Lot 241, John Register, Motel: Route 66 (1991)

John Register created a stark and haunting body of work that depicts places without people. In their tension between light and shadow and their embrace of vivid color, his scenes evoke an existential bleakness which has prompted comparisons to the work of Edward Hopper. To this Register responded: “With Hopper you witness someone else’s isolation; in my pictures, I think you, the viewer, become the isolated one.”

Ronald Davis: Paramount Opticality

May 4, 2016

Lot 59, Ronald Davis, Panel-Clamp (PTG 0312) (1971)

Ronald Davis’s geometric abstractions were regarded as revolutionary when first exhibited in the mid-1960s. Employing polyester resin paint and fiberglass to produce impressive spatial illusions, Davis’s work has drawn comparisons to the perspective studies of the artists of the Renaissance. But Davis’s eager embrace of new materials and technologies is characteristic of his own period and context. “Illusion is my vehicle,” Davis once wrote. “Opticality is paramount.”

Jun Kaneko: Dualities in Clay

May 2, 2016

Lot 99, Jun Kaneko, Untitled (Dango) (1999)

The work of ceramic artist Jun Kaneko embodies two distinct sensibilities: there is the spirituality inherent in the ancient pottery traditions of his native Japan, and there are the modernist impulses born of his studies under the masters of the California Clay Movement.

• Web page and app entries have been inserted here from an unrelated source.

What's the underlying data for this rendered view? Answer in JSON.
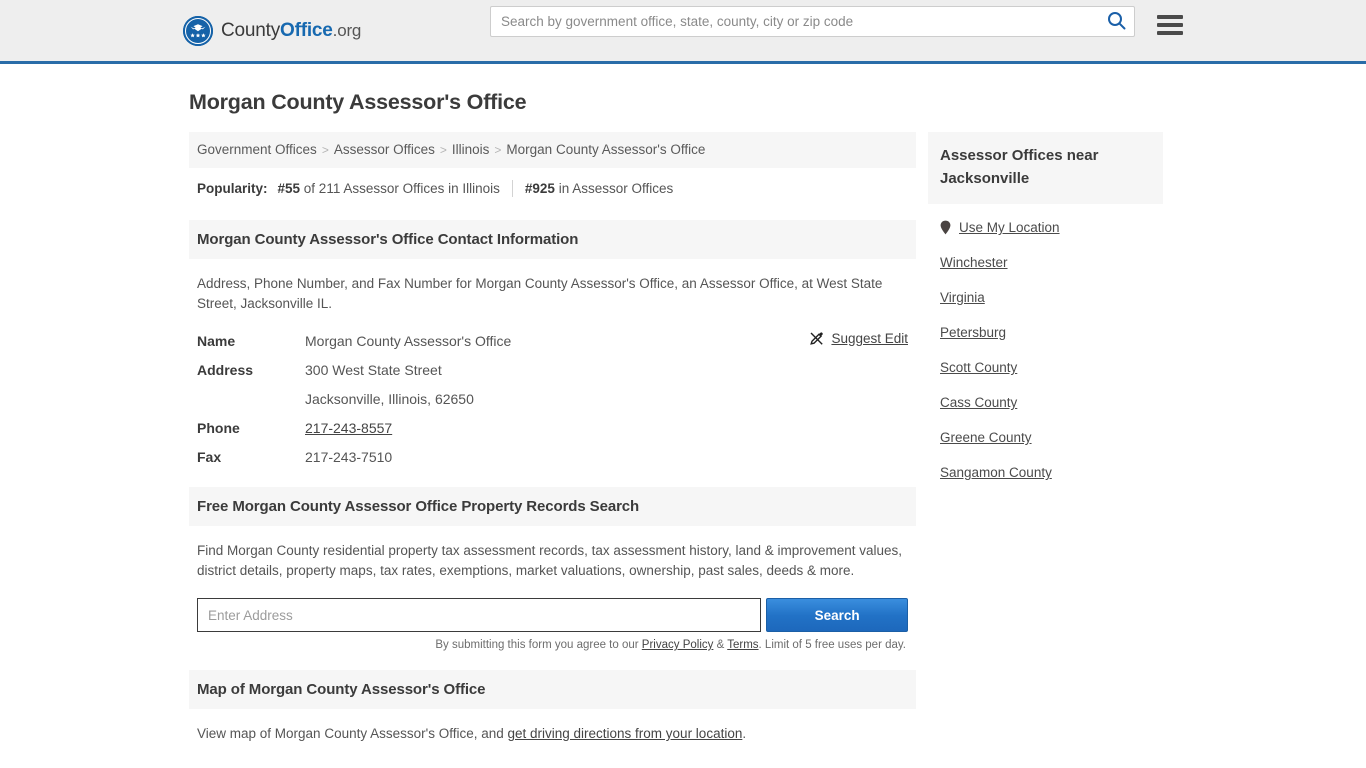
{
  "header": {
    "logo": {
      "icon": "eagle-shield-logo-icon",
      "text_part1": "County",
      "text_part2": "Office",
      "text_part3": ".org"
    },
    "search": {
      "placeholder": "Search by government office, state, county, city or zip code",
      "value": "",
      "button_icon": "search-icon"
    },
    "menu_icon": "hamburger-menu-icon",
    "accent_color": "#2a6ca8",
    "background_color": "#eeeeee"
  },
  "page": {
    "title": "Morgan County Assessor's Office"
  },
  "breadcrumb": {
    "separator": ">",
    "items": [
      {
        "label": "Government Offices",
        "current": false
      },
      {
        "label": "Assessor Offices",
        "current": false
      },
      {
        "label": "Illinois",
        "current": false
      },
      {
        "label": "Morgan County Assessor's Office",
        "current": true
      }
    ]
  },
  "popularity": {
    "label": "Popularity:",
    "state_rank": "#55",
    "state_rank_text": " of 211 Assessor Offices in Illinois",
    "national_rank": "#925",
    "national_rank_text": " in Assessor Offices"
  },
  "contact_section": {
    "heading": "Morgan County Assessor's Office Contact Information",
    "description": "Address, Phone Number, and Fax Number for Morgan County Assessor's Office, an Assessor Office, at West State Street, Jacksonville IL.",
    "suggest_edit": {
      "label": "Suggest Edit",
      "icon": "edit-pencil-icon"
    },
    "rows": [
      {
        "key": "Name",
        "value": "Morgan County Assessor's Office",
        "link": false
      },
      {
        "key": "Address",
        "value": "300 West State Street",
        "link": false
      },
      {
        "key": "",
        "value": "Jacksonville, Illinois, 62650",
        "link": false
      },
      {
        "key": "Phone",
        "value": "217-243-8557",
        "link": true
      },
      {
        "key": "Fax",
        "value": "217-243-7510",
        "link": false
      }
    ]
  },
  "records_section": {
    "heading": "Free Morgan County Assessor Office Property Records Search",
    "description": "Find Morgan County residential property tax assessment records, tax assessment history, land & improvement values, district details, property maps, tax rates, exemptions, market valuations, ownership, past sales, deeds & more.",
    "address_placeholder": "Enter Address",
    "address_value": "",
    "search_button": "Search",
    "note_prefix": "By submitting this form you agree to our ",
    "note_privacy": "Privacy Policy",
    "note_amp": " & ",
    "note_terms": "Terms",
    "note_suffix": ". Limit of 5 free uses per day.",
    "button_color": "#2272c6"
  },
  "map_section": {
    "heading": "Map of Morgan County Assessor's Office",
    "description_prefix": "View map of Morgan County Assessor's Office, and ",
    "description_link": "get driving directions from your location",
    "description_suffix": "."
  },
  "sidebar": {
    "heading": "Assessor Offices near Jacksonville",
    "use_my_location": {
      "label": "Use My Location",
      "icon": "map-pin-icon"
    },
    "items": [
      {
        "label": "Winchester"
      },
      {
        "label": "Virginia"
      },
      {
        "label": "Petersburg"
      },
      {
        "label": "Scott County"
      },
      {
        "label": "Cass County"
      },
      {
        "label": "Greene County"
      },
      {
        "label": "Sangamon County"
      }
    ]
  }
}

Kaneko has preferred oversized formats, which he believes foster a deeper engagement with the viewer. His signature form, a series he calls Dango—Japanese for “dumpling”—can be as large as ten feet tall. Their making requires both patience and virtuosic technical prowess. Kaneko has estimated that only two in ten works survive the laborious building, drying, and firing process without cracking or exploding. Yet when successful, Kaneko realizes some of the most profound work in contemporary art.